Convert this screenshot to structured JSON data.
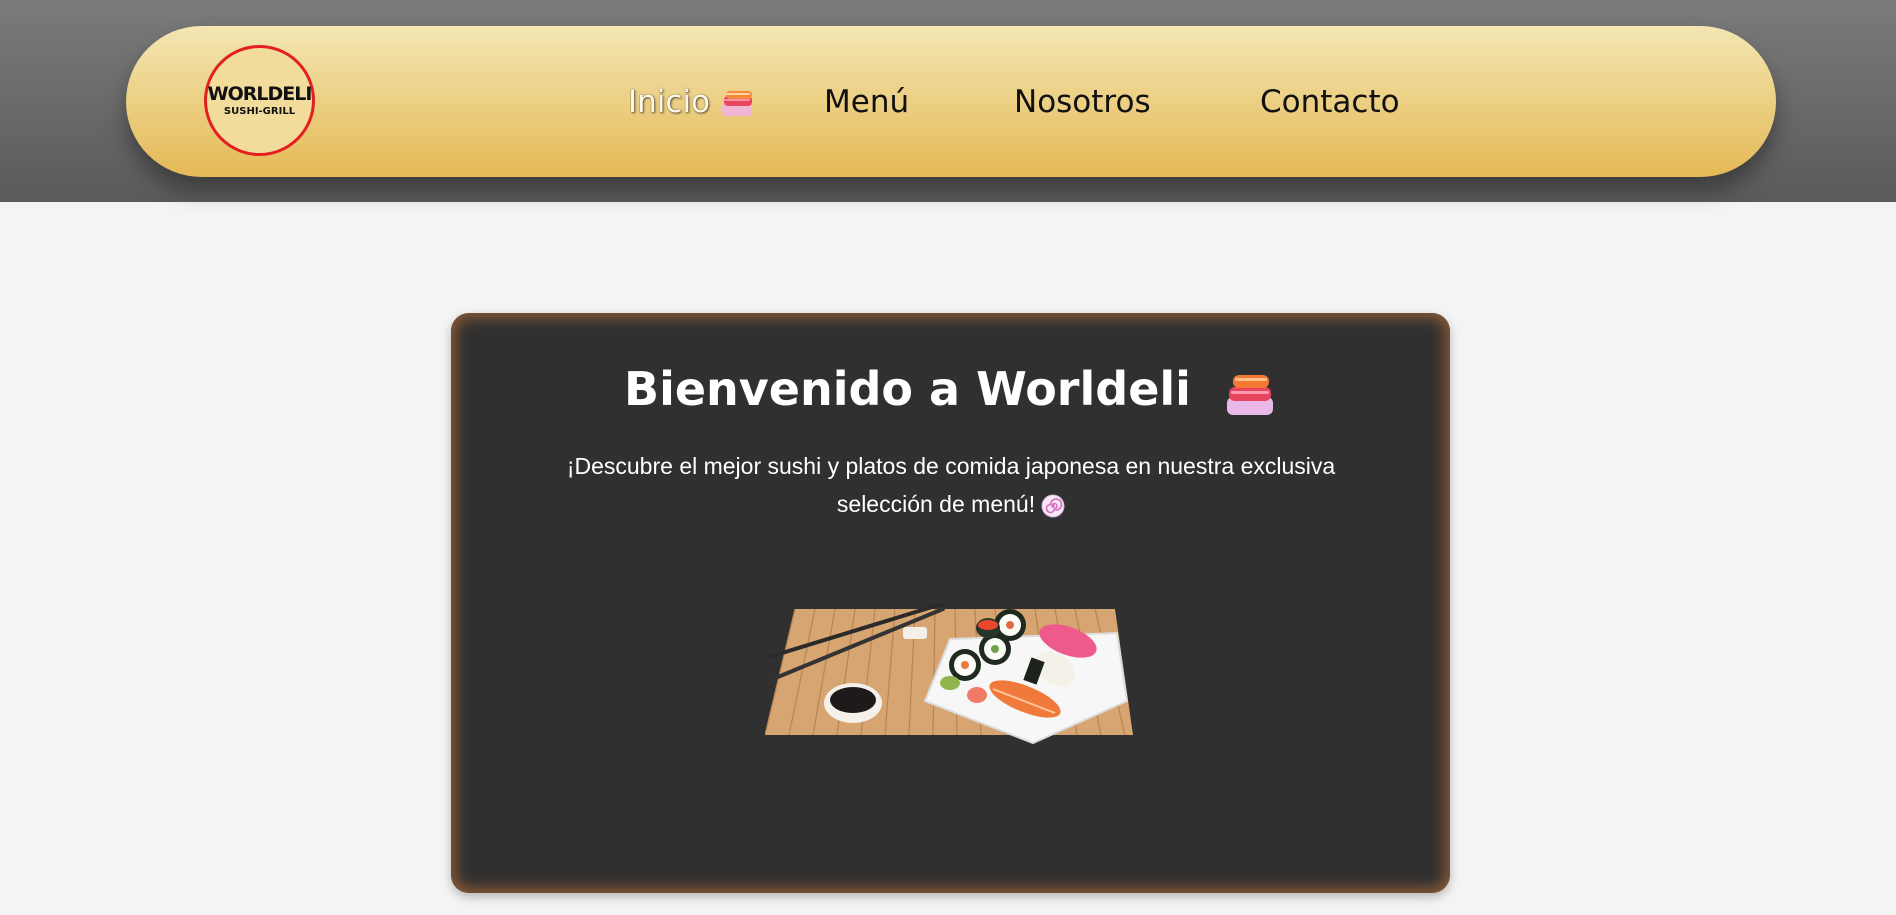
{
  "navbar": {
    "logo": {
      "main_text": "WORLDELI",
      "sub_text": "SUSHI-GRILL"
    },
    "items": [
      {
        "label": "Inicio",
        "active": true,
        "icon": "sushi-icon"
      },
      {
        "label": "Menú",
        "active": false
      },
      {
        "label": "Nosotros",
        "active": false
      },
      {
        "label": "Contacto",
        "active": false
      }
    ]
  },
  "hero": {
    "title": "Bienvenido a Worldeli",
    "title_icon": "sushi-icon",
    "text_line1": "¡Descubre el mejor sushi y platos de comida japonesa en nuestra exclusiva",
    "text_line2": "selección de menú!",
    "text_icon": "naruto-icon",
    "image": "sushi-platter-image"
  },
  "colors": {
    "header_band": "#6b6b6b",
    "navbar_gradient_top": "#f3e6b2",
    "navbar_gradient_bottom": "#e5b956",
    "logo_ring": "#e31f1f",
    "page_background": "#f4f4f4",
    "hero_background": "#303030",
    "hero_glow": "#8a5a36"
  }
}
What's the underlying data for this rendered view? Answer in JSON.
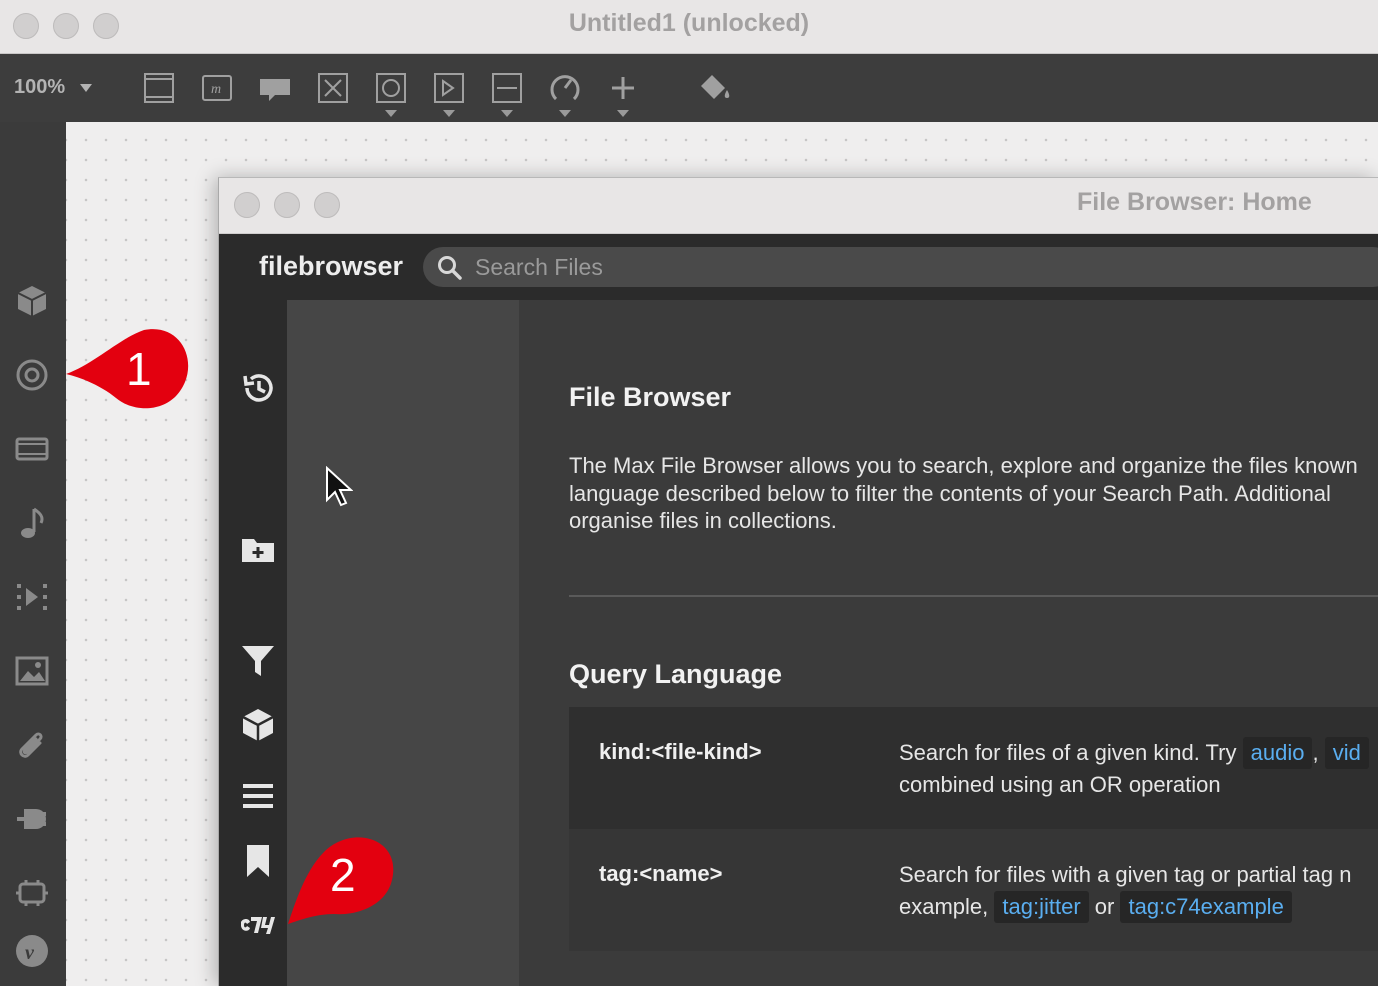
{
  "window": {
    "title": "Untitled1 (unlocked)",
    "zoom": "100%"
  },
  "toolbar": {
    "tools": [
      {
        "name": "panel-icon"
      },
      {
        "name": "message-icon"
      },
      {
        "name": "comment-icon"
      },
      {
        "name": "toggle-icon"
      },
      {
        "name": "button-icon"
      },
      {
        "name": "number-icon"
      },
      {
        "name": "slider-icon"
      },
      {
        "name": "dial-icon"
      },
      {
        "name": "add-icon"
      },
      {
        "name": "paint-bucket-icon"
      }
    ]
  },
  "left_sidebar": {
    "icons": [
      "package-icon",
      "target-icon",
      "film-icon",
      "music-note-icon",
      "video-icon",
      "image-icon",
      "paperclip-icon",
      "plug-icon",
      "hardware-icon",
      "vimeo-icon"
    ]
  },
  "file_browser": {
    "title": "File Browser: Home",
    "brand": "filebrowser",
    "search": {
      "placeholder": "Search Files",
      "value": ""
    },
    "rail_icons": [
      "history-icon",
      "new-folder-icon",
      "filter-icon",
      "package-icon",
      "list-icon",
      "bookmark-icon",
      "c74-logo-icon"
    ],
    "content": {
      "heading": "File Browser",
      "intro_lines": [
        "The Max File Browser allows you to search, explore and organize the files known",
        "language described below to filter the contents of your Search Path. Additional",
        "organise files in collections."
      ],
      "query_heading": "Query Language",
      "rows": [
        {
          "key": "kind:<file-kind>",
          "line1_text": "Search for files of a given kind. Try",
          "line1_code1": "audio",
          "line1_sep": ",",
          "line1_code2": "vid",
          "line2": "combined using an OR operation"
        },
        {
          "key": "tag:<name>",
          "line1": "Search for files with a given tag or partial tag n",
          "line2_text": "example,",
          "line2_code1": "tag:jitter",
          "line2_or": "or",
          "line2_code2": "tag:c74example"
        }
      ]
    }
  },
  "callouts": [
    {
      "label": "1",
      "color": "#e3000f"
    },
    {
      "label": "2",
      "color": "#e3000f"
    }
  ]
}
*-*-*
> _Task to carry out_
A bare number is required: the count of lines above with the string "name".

> _Answer for the task_
11